◆ DATA SHOWN:
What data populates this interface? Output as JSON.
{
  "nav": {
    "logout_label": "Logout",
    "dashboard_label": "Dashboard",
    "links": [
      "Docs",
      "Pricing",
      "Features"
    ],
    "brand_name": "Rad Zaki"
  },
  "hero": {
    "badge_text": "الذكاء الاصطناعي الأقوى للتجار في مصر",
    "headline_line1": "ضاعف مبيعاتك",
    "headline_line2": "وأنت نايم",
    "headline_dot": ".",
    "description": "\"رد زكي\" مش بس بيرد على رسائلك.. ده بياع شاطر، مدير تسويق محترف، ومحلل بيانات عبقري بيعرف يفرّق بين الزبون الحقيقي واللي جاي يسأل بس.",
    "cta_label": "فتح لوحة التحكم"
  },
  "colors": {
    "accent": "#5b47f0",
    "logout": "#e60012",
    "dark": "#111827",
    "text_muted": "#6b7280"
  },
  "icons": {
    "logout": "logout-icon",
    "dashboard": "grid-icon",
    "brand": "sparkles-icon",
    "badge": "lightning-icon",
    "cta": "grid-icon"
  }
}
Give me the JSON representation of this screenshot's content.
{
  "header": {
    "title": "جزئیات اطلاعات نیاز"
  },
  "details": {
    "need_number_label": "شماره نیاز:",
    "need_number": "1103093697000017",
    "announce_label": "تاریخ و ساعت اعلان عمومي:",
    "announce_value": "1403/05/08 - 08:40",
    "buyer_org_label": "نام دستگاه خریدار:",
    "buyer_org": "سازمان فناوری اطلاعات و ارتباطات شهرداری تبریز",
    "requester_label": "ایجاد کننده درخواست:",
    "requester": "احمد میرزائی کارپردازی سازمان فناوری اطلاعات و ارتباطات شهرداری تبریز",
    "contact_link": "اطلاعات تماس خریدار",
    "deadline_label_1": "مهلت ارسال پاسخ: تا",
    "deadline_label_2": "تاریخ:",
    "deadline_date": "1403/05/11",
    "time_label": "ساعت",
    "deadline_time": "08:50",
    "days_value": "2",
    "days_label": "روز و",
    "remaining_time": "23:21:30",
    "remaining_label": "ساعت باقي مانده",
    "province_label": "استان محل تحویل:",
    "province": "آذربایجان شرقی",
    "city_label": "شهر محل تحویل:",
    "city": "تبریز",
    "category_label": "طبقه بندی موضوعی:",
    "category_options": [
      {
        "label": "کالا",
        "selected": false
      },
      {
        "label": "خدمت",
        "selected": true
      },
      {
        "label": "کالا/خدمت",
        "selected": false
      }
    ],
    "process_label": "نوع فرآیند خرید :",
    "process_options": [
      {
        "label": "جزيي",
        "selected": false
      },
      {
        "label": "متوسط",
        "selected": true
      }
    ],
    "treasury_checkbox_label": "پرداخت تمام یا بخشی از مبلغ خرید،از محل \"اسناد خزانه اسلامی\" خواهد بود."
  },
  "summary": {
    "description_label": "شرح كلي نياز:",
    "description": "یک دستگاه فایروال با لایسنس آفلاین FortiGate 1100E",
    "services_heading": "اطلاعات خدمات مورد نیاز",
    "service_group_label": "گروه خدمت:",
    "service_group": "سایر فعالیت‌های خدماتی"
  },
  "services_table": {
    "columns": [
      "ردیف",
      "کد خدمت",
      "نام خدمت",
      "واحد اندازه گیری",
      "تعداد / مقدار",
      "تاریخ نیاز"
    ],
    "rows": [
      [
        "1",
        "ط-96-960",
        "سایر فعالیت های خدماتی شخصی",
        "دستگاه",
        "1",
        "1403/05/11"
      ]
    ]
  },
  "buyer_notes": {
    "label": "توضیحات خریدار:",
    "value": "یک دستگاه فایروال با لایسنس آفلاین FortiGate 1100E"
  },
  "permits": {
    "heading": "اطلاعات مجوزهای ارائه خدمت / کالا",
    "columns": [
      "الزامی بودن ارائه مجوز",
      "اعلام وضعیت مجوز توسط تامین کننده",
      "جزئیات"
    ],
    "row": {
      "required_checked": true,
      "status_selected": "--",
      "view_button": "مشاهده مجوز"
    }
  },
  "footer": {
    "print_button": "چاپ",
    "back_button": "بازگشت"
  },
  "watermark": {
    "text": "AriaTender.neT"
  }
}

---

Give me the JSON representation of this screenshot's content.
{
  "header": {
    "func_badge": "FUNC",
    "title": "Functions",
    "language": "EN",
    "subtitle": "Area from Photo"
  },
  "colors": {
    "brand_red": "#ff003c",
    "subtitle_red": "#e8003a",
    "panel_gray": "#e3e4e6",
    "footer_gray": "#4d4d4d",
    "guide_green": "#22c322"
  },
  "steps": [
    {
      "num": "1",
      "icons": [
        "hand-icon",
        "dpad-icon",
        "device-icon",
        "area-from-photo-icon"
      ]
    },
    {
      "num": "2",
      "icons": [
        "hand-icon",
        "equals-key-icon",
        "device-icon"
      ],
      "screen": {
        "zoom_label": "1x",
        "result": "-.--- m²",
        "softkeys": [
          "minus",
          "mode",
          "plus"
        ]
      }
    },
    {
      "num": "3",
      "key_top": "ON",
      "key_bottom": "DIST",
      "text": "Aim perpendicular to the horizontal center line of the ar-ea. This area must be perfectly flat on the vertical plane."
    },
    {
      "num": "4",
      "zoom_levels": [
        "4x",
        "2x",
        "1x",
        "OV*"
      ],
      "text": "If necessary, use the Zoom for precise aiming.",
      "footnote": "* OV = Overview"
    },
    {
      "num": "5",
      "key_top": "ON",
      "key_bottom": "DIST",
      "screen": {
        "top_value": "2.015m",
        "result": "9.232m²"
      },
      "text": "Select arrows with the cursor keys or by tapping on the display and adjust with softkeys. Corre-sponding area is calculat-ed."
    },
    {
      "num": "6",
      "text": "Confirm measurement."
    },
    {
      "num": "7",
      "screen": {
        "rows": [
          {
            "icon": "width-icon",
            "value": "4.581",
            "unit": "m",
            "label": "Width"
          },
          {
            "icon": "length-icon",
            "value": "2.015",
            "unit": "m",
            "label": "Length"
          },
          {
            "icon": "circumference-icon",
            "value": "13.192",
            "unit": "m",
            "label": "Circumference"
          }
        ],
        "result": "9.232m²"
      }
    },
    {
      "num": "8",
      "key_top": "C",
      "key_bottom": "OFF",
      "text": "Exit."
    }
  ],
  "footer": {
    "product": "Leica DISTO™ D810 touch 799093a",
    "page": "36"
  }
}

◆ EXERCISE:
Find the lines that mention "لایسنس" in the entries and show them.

◆ THE ANSWER:
    "description": "یک دستگاه فایروال با لایسنس آفلاین FortiGate 1100E",
    "value": "یک دستگاه فایروال با لایسنس آفلاین FortiGate 1100E"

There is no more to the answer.